I sometimes laugh to myself that if God saw me then, He might have been highly amused by my antics, and I imagine that the more I became a ‘slave’ to my phone beeps, the longer He would prolong the wait, just to let me learn about patience and praying without giving up hope. That’s just my satirical take on things. We are, of course, wise enough to know that not only do things happen in God’s time, but also when God thinks we are ready for it.
But what happens if the outcome isn’t quite as we expect it to be? What if, for example, it was a job that we were praying for but when we got it, it wasn’t quite the terms that we wanted? No doubt that we would feel disappointed, but do we then discard what has been given to us? To me, that seems a little childish, like a child who wished for a Hot Wheels car, but in the end received a car from an unheard of brand without all the bells and whistles. If you were the giver, you would feel rejected and disappointed nonetheless. What does this say about our trust in God to provide us with what He thinks is best for us? What does it show about us “letting go, and letting God”? There is an almost foolish, unappreciative, ‘smarty-pants’ attitude about it, almost as though we know what is best for us. As it is said in today’s gospel, when Jesus comes will He find faith on earth? If we do not get what we want, what we are praying for, will we think that God doesn’t care and isn’t fair, and stop praying altogether? Or will we keep praying, and say “well God, this isn’t quite what I hoped for, but I will leave it with you, you know what you are doing” and ask God unwaveringly, reverently to show us the way with what we have been given?
Jesus said we have to pray without getting weary. But the prayer needs to go hand in hand with faith. For as today’s reading puts it, if a dishonest judge can finally give in to the widow’s persistence, what more with God Almighty when we press our petitions to Him?
(Today’s OXYGEN by Annette Soo)
Prayer: Lord, I present my prayers and petitions and humbly ask for patience and perseverance, that even if they do not turn out the way I expected, I am secure in the joy that You nonetheless heard my every word.
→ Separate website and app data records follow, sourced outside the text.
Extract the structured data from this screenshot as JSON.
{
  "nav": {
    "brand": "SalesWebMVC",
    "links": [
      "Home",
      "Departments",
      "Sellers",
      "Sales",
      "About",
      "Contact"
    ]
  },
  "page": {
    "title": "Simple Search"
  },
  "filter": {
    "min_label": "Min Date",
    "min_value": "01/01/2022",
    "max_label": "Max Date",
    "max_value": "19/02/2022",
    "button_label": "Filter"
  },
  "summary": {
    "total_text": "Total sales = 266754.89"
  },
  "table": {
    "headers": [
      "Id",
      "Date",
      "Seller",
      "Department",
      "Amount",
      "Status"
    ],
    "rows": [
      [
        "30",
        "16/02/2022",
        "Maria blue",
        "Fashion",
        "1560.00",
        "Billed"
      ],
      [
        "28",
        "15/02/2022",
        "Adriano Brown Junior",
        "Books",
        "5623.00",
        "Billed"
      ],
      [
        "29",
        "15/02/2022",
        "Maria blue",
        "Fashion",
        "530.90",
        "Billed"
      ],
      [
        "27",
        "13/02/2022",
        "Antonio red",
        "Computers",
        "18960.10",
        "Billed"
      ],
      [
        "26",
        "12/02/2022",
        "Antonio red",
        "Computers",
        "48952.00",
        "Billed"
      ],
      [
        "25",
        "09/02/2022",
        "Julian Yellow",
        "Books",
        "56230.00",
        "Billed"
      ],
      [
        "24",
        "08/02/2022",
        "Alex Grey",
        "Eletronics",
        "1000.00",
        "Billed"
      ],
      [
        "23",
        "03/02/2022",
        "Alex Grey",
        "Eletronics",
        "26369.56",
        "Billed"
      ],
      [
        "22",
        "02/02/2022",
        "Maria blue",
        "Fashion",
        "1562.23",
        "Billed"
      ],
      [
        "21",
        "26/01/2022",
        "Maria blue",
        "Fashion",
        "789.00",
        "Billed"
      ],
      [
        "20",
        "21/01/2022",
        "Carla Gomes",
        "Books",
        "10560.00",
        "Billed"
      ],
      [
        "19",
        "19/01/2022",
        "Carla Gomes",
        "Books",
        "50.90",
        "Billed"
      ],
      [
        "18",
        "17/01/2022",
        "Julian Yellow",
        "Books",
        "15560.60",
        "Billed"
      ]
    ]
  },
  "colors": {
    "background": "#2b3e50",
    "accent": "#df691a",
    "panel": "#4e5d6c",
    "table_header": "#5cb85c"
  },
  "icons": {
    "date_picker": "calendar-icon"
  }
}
Thanksgiving: Thank you Lord, for hearing and answering my prayers, though I am a sinner and am small in the greater scheme of things.